→ **Assignment**
Restate all the lines below word for word, but omit the pictures.

→ **App and web page records**
'''

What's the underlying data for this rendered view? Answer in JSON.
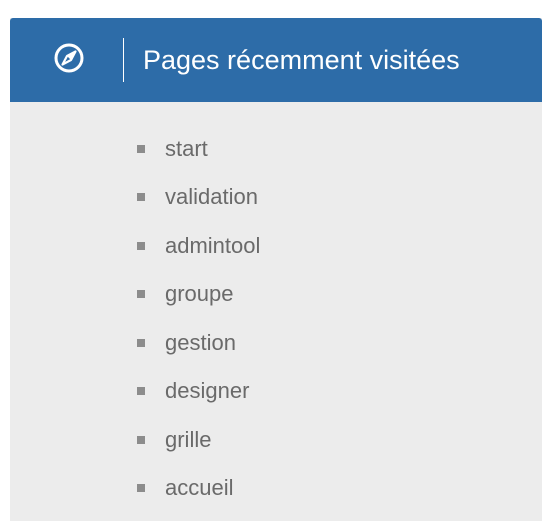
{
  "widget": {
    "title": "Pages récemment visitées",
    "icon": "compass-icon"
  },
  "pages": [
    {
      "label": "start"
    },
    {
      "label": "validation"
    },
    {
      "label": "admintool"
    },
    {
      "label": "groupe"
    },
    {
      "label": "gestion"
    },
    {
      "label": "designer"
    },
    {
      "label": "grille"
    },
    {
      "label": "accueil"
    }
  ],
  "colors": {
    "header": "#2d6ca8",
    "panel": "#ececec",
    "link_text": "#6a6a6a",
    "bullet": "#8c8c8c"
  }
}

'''

→ **Exercise solution**
What's the underlying data for this rendered view? Answer in JSON.
{
  "widget": {
    "title": "Pages récemment visitées",
    "icon": "compass-icon"
  },
  "pages": [
    {
      "label": "start"
    },
    {
      "label": "validation"
    },
    {
      "label": "admintool"
    },
    {
      "label": "groupe"
    },
    {
      "label": "gestion"
    },
    {
      "label": "designer"
    },
    {
      "label": "grille"
    },
    {
      "label": "accueil"
    }
  ],
  "colors": {
    "header": "#2d6ca8",
    "panel": "#ececec",
    "link_text": "#6a6a6a",
    "bullet": "#8c8c8c"
  }
}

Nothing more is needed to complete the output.